------ Given data ------

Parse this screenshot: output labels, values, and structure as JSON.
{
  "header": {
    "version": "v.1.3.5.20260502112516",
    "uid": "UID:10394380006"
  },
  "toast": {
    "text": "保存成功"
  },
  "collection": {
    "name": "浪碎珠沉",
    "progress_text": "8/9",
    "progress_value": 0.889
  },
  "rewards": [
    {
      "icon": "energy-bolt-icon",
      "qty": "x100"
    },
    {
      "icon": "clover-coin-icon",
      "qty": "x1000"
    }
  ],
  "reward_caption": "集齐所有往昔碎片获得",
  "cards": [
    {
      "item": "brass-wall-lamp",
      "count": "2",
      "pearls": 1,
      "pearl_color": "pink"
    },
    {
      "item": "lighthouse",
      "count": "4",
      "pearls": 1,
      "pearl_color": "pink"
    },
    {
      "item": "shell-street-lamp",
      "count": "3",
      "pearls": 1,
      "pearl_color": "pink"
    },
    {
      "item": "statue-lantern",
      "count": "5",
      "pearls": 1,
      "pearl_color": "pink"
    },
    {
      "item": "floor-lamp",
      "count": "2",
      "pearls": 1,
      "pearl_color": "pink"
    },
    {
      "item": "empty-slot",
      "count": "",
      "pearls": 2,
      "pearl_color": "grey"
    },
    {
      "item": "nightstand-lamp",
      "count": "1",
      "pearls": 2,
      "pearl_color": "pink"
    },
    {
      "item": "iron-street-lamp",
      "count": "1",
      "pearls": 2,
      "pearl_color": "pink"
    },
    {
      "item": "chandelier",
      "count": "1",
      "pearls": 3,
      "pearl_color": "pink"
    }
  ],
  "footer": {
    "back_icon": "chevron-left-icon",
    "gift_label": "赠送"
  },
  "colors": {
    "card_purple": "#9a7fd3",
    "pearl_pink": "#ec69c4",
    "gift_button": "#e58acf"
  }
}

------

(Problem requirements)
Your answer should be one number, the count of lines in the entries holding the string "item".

(Solution)
9